By Ingeborg de Koning
Petro-states exhibit many characteristics inherent to neopatrimonialism, a term developed by Kohli; as mentioned in Pierson, the discovery of oil resources allows personalistic leaders to establish rent-seeking opportunities and patrimonial structures. The Sultanate of Oman too, is a petro-state; yet it does not quite fit the neopatrimonial picture. While it is patrimonial in the sense that the Sultan, Sultan Al-Qaboos bin Said, secures the loyalty of the general population through the use of state resources, Oman’s public resources are not “[treated] as personal patrimony,” along Kohli’s description.
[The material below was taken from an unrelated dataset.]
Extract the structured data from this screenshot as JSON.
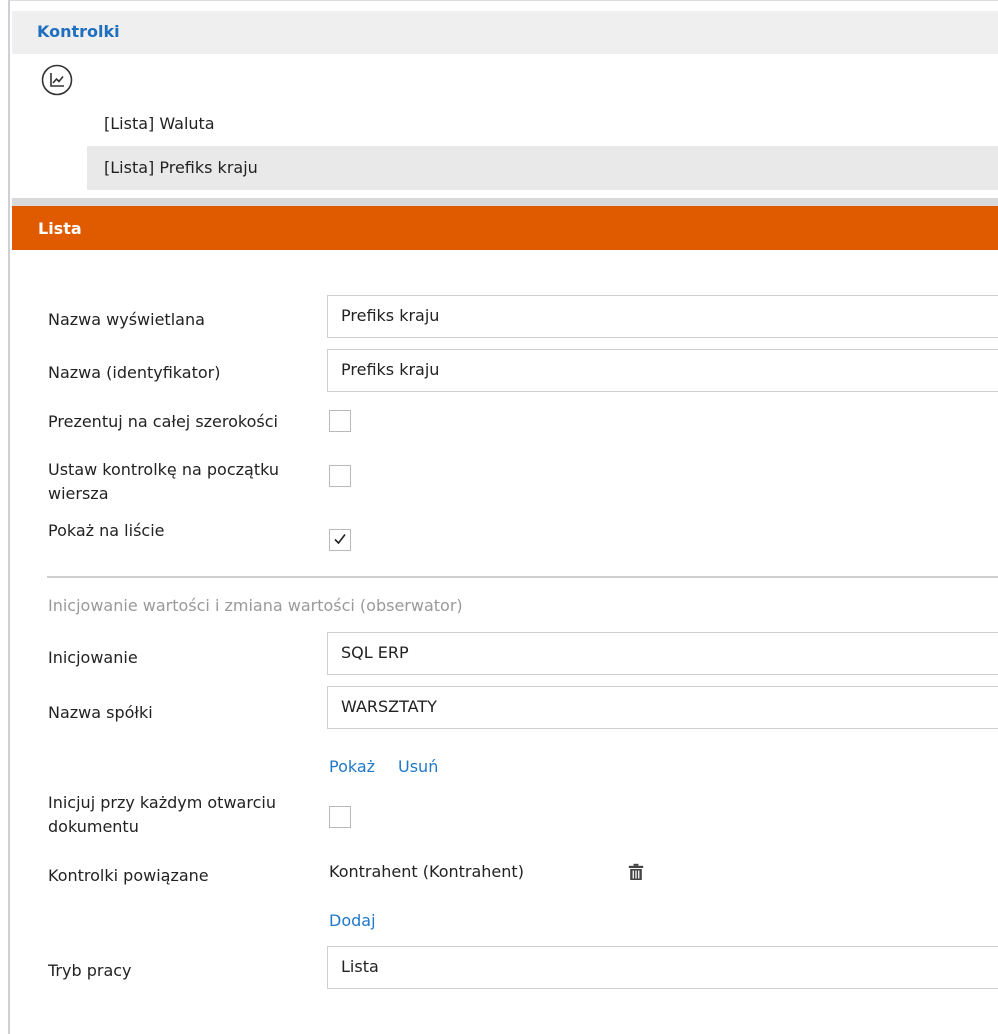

Indeed, here Oman would fit more into the type of the cohesive-capitalist state, as a distinction is made between the realms of public and private resources. As Al-Yousef states, Oman’s approach centres on the idea “that there was no alternative to a substantial intervention by the state in order to achieve a satisfactory rate of resource mobilisation for economic development.” Throughout a series of Five Year Plans from 1976 onwards, under a repressive, authoritarian government headed by the Sultan, Oman employed an intense development policy to achieve rapid socio-economic development.
Yet, Oman too differs from a cohesive-capitalist state; while the governance is indeed a “centralized and purposive authority structure” and economic growth is the no. 1 priority, this is not achieved through the tight control of labour, but rather, through the effective employment of its public resources, the oil, to stimulate the economy and develop a strong market. The ‘rewards’ of this approach constitute the Sultan’s patrimony: for his position is justified through socio-economic and human development. Recognizing that both categories are ideal types, it remains interesting how Oman does not quite fit snugly into either. Perhaps a useful addition would thus be the category of “beneficial dictator,” as Al-Qaboos has often been called, to explain Oman’s state authority and – intervention dynamics.